*** Opening of Exercise data ***
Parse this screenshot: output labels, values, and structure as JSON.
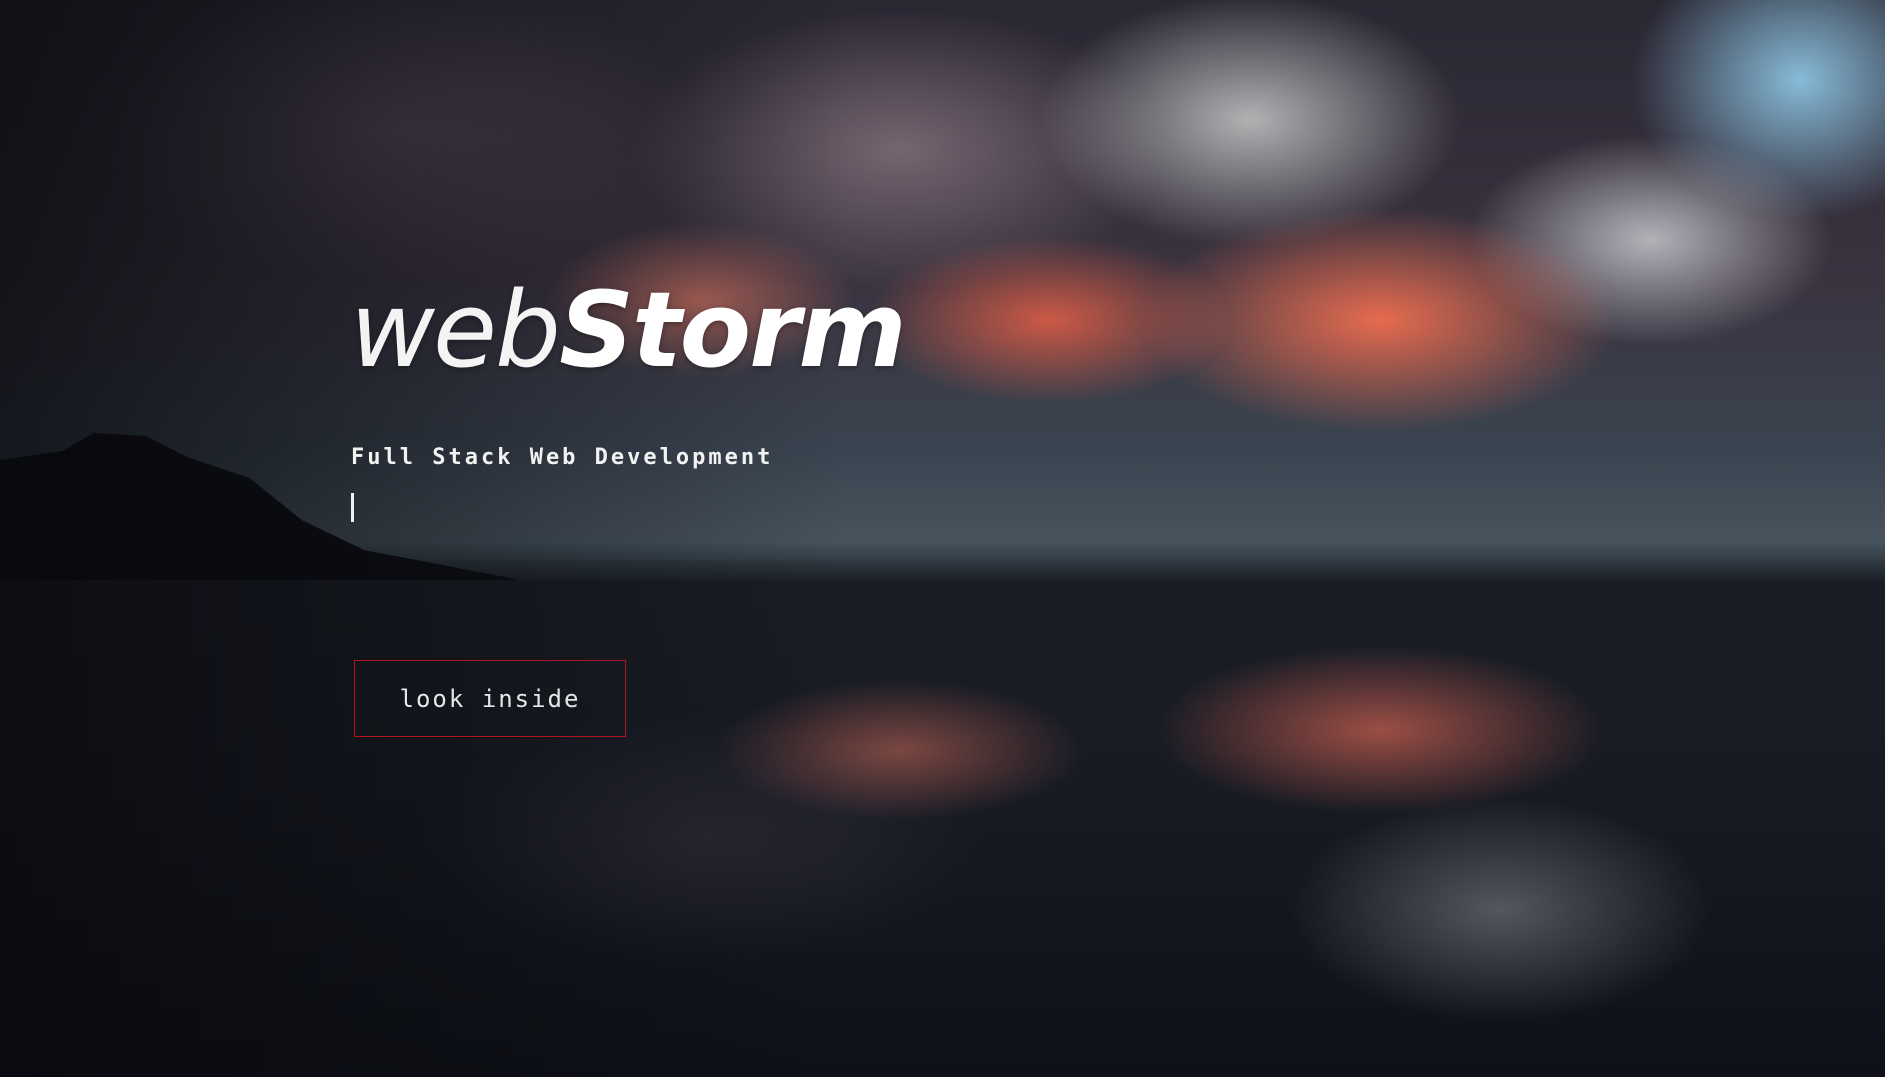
{
  "hero": {
    "brand_light": "web",
    "brand_bold": "Storm",
    "tagline": "Full Stack Web Development",
    "cta_label": "look inside",
    "accent_color": "#b3121e"
  }
}
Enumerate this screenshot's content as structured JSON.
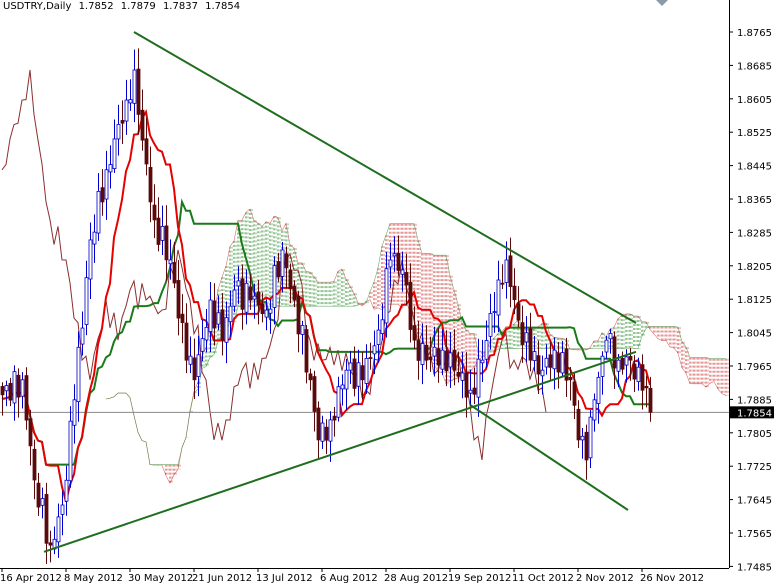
{
  "header": {
    "symbol": "USDTRY,Daily",
    "open": "1.7852",
    "high": "1.7879",
    "low": "1.7837",
    "close": "1.7854"
  },
  "colors": {
    "tenkan": "#e60000",
    "kijun": "#1a7a1a",
    "chikou": "#8b2e2e",
    "bull": "#0000cc",
    "bear": "#5a0a0a",
    "cloud_bull": "#2e8b2e",
    "cloud_bear": "#cc3333",
    "trendline": "#1e6e1e",
    "price_line": "#888888"
  },
  "chart_data": {
    "type": "candlestick",
    "title": "USDTRY,Daily",
    "indicator": "Ichimoku Kinko Hyo (9, 26, 52)",
    "ylim": [
      1.7485,
      1.8805
    ],
    "price_ticks": [
      "1.8765",
      "1.8685",
      "1.8605",
      "1.8525",
      "1.8445",
      "1.8365",
      "1.8285",
      "1.8205",
      "1.8125",
      "1.8045",
      "1.7965",
      "1.7885",
      "1.7805",
      "1.7725",
      "1.7645",
      "1.7565",
      "1.7485"
    ],
    "current_price": "1.7854",
    "date_labels": [
      {
        "bar": 0,
        "label": "16 Apr 2012"
      },
      {
        "bar": 16,
        "label": "8 May 2012"
      },
      {
        "bar": 32,
        "label": "30 May 2012"
      },
      {
        "bar": 48,
        "label": "21 Jun 2012"
      },
      {
        "bar": 64,
        "label": "13 Jul 2012"
      },
      {
        "bar": 80,
        "label": "6 Aug 2012"
      },
      {
        "bar": 96,
        "label": "28 Aug 2012"
      },
      {
        "bar": 112,
        "label": "19 Sep 2012"
      },
      {
        "bar": 128,
        "label": "11 Oct 2012"
      },
      {
        "bar": 144,
        "label": "2 Nov 2012"
      },
      {
        "bar": 160,
        "label": "26 Nov 2012"
      }
    ],
    "bar_count": 163,
    "close_keypoints": [
      [
        0,
        1.7896
      ],
      [
        5,
        1.7932
      ],
      [
        8,
        1.7692
      ],
      [
        12,
        1.7536
      ],
      [
        15,
        1.7632
      ],
      [
        18,
        1.7884
      ],
      [
        22,
        1.8267
      ],
      [
        26,
        1.8435
      ],
      [
        31,
        1.8602
      ],
      [
        33,
        1.8674
      ],
      [
        35,
        1.8506
      ],
      [
        38,
        1.8315
      ],
      [
        42,
        1.8219
      ],
      [
        46,
        1.7979
      ],
      [
        48,
        1.7932
      ],
      [
        52,
        1.8123
      ],
      [
        55,
        1.8027
      ],
      [
        58,
        1.8147
      ],
      [
        62,
        1.8123
      ],
      [
        66,
        1.8099
      ],
      [
        70,
        1.8243
      ],
      [
        73,
        1.8123
      ],
      [
        77,
        1.7932
      ],
      [
        79,
        1.7788
      ],
      [
        82,
        1.7836
      ],
      [
        86,
        1.7955
      ],
      [
        90,
        1.7932
      ],
      [
        94,
        1.8051
      ],
      [
        97,
        1.8219
      ],
      [
        100,
        1.8195
      ],
      [
        103,
        1.8027
      ],
      [
        106,
        1.7979
      ],
      [
        110,
        1.8003
      ],
      [
        113,
        1.7955
      ],
      [
        117,
        1.7907
      ],
      [
        120,
        1.7979
      ],
      [
        124,
        1.8171
      ],
      [
        126,
        1.8219
      ],
      [
        129,
        1.8075
      ],
      [
        132,
        1.7979
      ],
      [
        135,
        1.7955
      ],
      [
        138,
        1.8003
      ],
      [
        142,
        1.7932
      ],
      [
        144,
        1.7788
      ],
      [
        146,
        1.774
      ],
      [
        148,
        1.7884
      ],
      [
        151,
        1.8027
      ],
      [
        154,
        1.7979
      ],
      [
        157,
        1.7979
      ],
      [
        160,
        1.7907
      ],
      [
        162,
        1.7854
      ]
    ],
    "trendlines": [
      {
        "name": "upper-resistance",
        "from": [
          33,
          1.8765
        ],
        "to": [
          158.5,
          1.8068
        ]
      },
      {
        "name": "rising-support",
        "from": [
          10.5,
          1.752
        ],
        "to": [
          158.5,
          1.7999
        ]
      },
      {
        "name": "falling-channel",
        "from": [
          117,
          1.7872
        ],
        "to": [
          156.5,
          1.762
        ]
      }
    ]
  }
}
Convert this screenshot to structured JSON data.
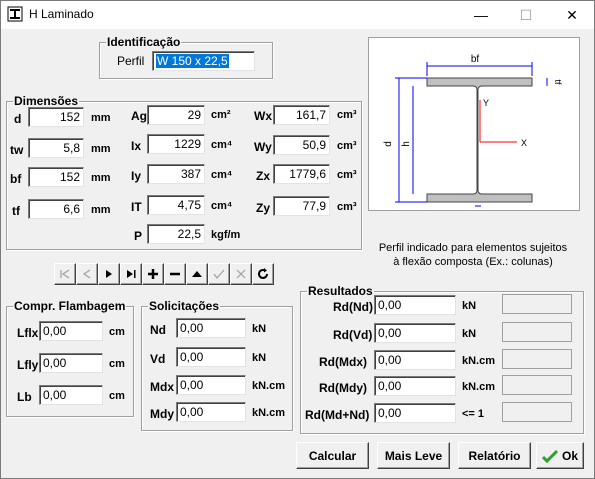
{
  "window": {
    "title": "H Laminado",
    "minimize": "—",
    "maximize": "☐",
    "close": "✕"
  },
  "identificacao": {
    "legend": "Identificação",
    "perfil_label": "Perfil",
    "perfil_value": "W 150 x 22,5"
  },
  "dimensoes": {
    "legend": "Dimensões",
    "d": {
      "label": "d",
      "value": "152",
      "unit": "mm"
    },
    "tw": {
      "label": "tw",
      "value": "5,8",
      "unit": "mm"
    },
    "bf": {
      "label": "bf",
      "value": "152",
      "unit": "mm"
    },
    "tf": {
      "label": "tf",
      "value": "6,6",
      "unit": "mm"
    },
    "Ag": {
      "label": "Ag",
      "value": "29",
      "unit": "cm²"
    },
    "Ix": {
      "label": "Ix",
      "value": "1229",
      "unit": "cm⁴"
    },
    "Iy": {
      "label": "Iy",
      "value": "387",
      "unit": "cm⁴"
    },
    "IT": {
      "label": "IT",
      "value": "4,75",
      "unit": "cm⁴"
    },
    "P": {
      "label": "P",
      "value": "22,5",
      "unit": "kgf/m"
    },
    "Wx": {
      "label": "Wx",
      "value": "161,7",
      "unit": "cm³"
    },
    "Wy": {
      "label": "Wy",
      "value": "50,9",
      "unit": "cm³"
    },
    "Zx": {
      "label": "Zx",
      "value": "1779,6",
      "unit": "cm³"
    },
    "Zy": {
      "label": "Zy",
      "value": "77,9",
      "unit": "cm³"
    }
  },
  "diagram": {
    "labels": {
      "bf": "bf",
      "tf": "tf",
      "d": "d",
      "h": "h",
      "tw": "tw",
      "x": "X",
      "y": "Y"
    },
    "caption_line1": "Perfil indicado para elementos sujeitos",
    "caption_line2": "à flexão composta (Ex.: colunas)",
    "colors": {
      "profile_fill": "#c0c0c0",
      "dimension": "#0000ff",
      "axis": "#ff0000"
    }
  },
  "navigator": {
    "first": "first-icon",
    "prior": "prior-icon",
    "next": "next-icon",
    "last": "last-icon",
    "insert": "plus-icon",
    "delete": "minus-icon",
    "edit": "up-icon",
    "post": "check-icon",
    "cancel": "cross-icon",
    "refresh": "refresh-icon"
  },
  "flambagem": {
    "legend": "Compr. Flambagem",
    "lflx": {
      "label": "Lflx",
      "value": "0,00",
      "unit": "cm"
    },
    "lfly": {
      "label": "Lfly",
      "value": "0,00",
      "unit": "cm"
    },
    "lb": {
      "label": "Lb",
      "value": "0,00",
      "unit": "cm"
    }
  },
  "solicitacoes": {
    "legend": "Solicitações",
    "nd": {
      "label": "Nd",
      "value": "0,00",
      "unit": "kN"
    },
    "vd": {
      "label": "Vd",
      "value": "0,00",
      "unit": "kN"
    },
    "mdx": {
      "label": "Mdx",
      "value": "0,00",
      "unit": "kN.cm"
    },
    "mdy": {
      "label": "Mdy",
      "value": "0,00",
      "unit": "kN.cm"
    }
  },
  "resultados": {
    "legend": "Resultados",
    "rows": [
      {
        "label": "Rd(Nd)",
        "value": "0,00",
        "unit": "kN",
        "extra": ""
      },
      {
        "label": "Rd(Vd)",
        "value": "0,00",
        "unit": "kN",
        "extra": ""
      },
      {
        "label": "Rd(Mdx)",
        "value": "0,00",
        "unit": "kN.cm",
        "extra": ""
      },
      {
        "label": "Rd(Mdy)",
        "value": "0,00",
        "unit": "kN.cm",
        "extra": ""
      },
      {
        "label": "Rd(Md+Nd)",
        "value": "0,00",
        "unit": "<= 1",
        "extra": ""
      }
    ]
  },
  "buttons": {
    "calcular": "Calcular",
    "mais_leve": "Mais Leve",
    "relatorio": "Relatório",
    "ok": "Ok"
  }
}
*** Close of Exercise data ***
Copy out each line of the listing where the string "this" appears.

Parse this screenshot: output labels, values, and structure as JSON.
Enumerate this screenshot's content as structured JSON.
Convert this screenshot to structured JSON data.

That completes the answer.